Trump's New Immigration Rule Would Hold Children & Families Indefinitely
For almost a year now, the Trump administration has been fighting to be able to remove limits on detention for migrant children. Finally, he might be getting what he wants. On Aug. 21, President Donald Trump announced new immigration laws for children and families that would undo decades of protection for young migrants.
In a press release on Aug. 21, the White House said it would end “outdated” immigration policies that prevent the government from detaining migrant children for over 20 days. Under the new regulations, the administration will be able to hold immigrant families, including children, in custody indefinitely, as well as change licensing requirements for facilities where migrant families are held. The Department of Homeland Security (DHS) did not immediately respond to Elite Daily's request for comment on the change.
The move will roll back the Flores settlement, a 1997 ruling that laid out standards for the treatment of young migrants, requiring that the U.S. government both detain unaccompanied migrant minors in the “least restrictive” settings and release them as quickly as possible. In 2015, the courts upheld and clarified the Flores settlement, also called the Flores agreement, and established the 20-day limit for detaining children. The regulations, which were first proposed last fall, are scheduled to go into effect in 60 days. However, it will almost certainly be challenged in court, which will likely draw out the timeline.
The Flores settlement is at the heart of last year's “zero-tolerance” policy and family separations at the border, under which all adults crossing the border without documentation were prosecuted. Since the agreement banned children from being detained for the amount of time required to prosecute adults, the administration began separating families in order to detain and deport the adults. Though no official policy required families to be split up, the mass separations were somewhat made possible because of the settlement: Minors were legally required to be released, while the government wanted to detain and prosecute the adults. In September, the administration announced preliminary plans to end the Flores settlement.
Prior to the "zero tolerance" policy, detained families with children were often released together, in order to avoid violating the agreement — something Trump has referred to as “catch and release.” In a tweet after the new announcement, Trump quoted Brandon Judd of the National Border Patrol Council that his new policy would effectively end this practice.

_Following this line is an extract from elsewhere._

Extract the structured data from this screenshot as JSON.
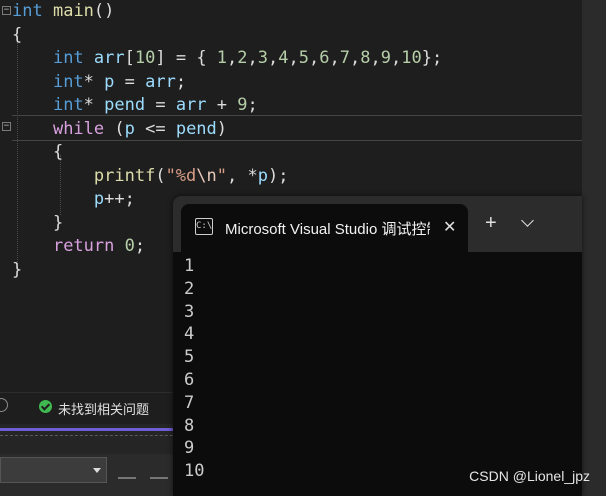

Now, under the finished law, families can just stay together while being detained indefinitely. In a speech on Aug. 21, DHS Acting Secretary Kevin McAleenan echoed Trump by saying this would curb what he called a “dramatic” increase in immigration while upholding the Flores settlement’s original intent to "ensure appropriate care for all children.” He said the new rule would enforce a high standard of care, facilities and information resources for detained children.
Critics have condemned the rule change, suggesting that it puts children and families at risk. The White House and DHS did not respond to questions about criticisms regarding children's safety.
McAleenan insisted the new rule mirrors Flores by protecting migrant children in safe detention conditions. "All children in the Government’s care will be universally treated with dignity, respect, and special concern, in concert with American values and faithful to the intent of the settlement," McAleenan's prepared statement said.
Administration officials acknowledge that a court challenge will likely delay the new legislation's 60-day implementation, per The New York Times, but regardless, the Trump administration has surely followed through on its promises. No matter what happens next, it seems to involve more detained children.